Liu H, Hall J, Xu X, Mishra G & Byles J. Differences in food and nutrient intakes between Australian- and Asian-born women living in Australia: Results from the Australian Longitudinal Study on Women's Health. Public Health Nutrition, 2017; :

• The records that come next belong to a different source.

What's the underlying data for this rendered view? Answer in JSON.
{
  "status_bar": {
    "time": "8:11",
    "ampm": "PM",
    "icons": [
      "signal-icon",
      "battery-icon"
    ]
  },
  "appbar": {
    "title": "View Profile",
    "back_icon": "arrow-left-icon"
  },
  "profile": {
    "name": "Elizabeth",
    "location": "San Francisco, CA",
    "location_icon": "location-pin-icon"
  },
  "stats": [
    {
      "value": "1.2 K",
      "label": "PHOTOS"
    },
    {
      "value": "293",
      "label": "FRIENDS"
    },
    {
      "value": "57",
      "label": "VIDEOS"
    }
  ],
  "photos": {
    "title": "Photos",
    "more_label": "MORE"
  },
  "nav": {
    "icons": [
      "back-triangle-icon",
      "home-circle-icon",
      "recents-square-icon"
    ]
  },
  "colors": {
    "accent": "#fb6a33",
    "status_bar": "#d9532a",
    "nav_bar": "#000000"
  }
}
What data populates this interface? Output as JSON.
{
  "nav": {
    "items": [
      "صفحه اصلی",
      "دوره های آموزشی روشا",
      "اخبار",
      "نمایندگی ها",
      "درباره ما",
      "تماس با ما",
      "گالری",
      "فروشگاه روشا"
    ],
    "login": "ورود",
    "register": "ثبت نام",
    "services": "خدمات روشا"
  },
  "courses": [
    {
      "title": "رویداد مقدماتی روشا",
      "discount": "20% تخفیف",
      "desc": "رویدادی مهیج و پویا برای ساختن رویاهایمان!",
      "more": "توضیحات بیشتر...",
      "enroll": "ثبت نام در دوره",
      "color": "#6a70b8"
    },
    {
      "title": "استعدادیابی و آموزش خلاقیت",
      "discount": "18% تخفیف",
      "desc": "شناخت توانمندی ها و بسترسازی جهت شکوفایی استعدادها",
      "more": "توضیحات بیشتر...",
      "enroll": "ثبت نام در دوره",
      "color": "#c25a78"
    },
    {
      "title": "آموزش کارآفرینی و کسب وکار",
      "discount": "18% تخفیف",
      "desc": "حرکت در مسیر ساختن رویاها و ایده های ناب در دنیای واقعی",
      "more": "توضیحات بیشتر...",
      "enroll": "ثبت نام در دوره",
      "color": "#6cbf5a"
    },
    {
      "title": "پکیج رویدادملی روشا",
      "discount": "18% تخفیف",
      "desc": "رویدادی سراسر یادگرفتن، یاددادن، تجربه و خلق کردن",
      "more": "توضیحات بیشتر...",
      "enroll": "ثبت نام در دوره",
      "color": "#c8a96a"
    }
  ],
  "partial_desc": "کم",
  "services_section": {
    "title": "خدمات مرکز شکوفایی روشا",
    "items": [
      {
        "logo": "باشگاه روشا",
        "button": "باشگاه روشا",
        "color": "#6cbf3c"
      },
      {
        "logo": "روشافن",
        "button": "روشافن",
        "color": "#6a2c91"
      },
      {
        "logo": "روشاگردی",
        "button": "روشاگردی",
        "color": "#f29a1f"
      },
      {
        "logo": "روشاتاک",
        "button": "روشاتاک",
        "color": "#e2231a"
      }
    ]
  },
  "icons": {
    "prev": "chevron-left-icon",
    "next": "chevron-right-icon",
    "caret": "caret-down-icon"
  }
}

Aim: To determine differences in food and nutrient intakes between Australian- and Asian-born women living in Australia.Methods: Data were obtained from the Australian Longitudinal Study on Women's Health, including 6461 women born in Australia or Asia who completed food frequency questionnaires in 2001 and 2013. Diet was assessed using the Dietary Questionnaire for Epidemiological Studies version 2. Longitudinal generalised estimating-equation modelling was performed to determine the effect of country of birth and survey year on fruit and vegetable intake.Results: Asian-born women ate more cereals, soybeans and fish but less vegetables, legumes, dairy, meat and meat products than Australian-born women both in 2001 and in 2013. Asian-born women ate less cereals, rice and noodles, meat and its products (P?Return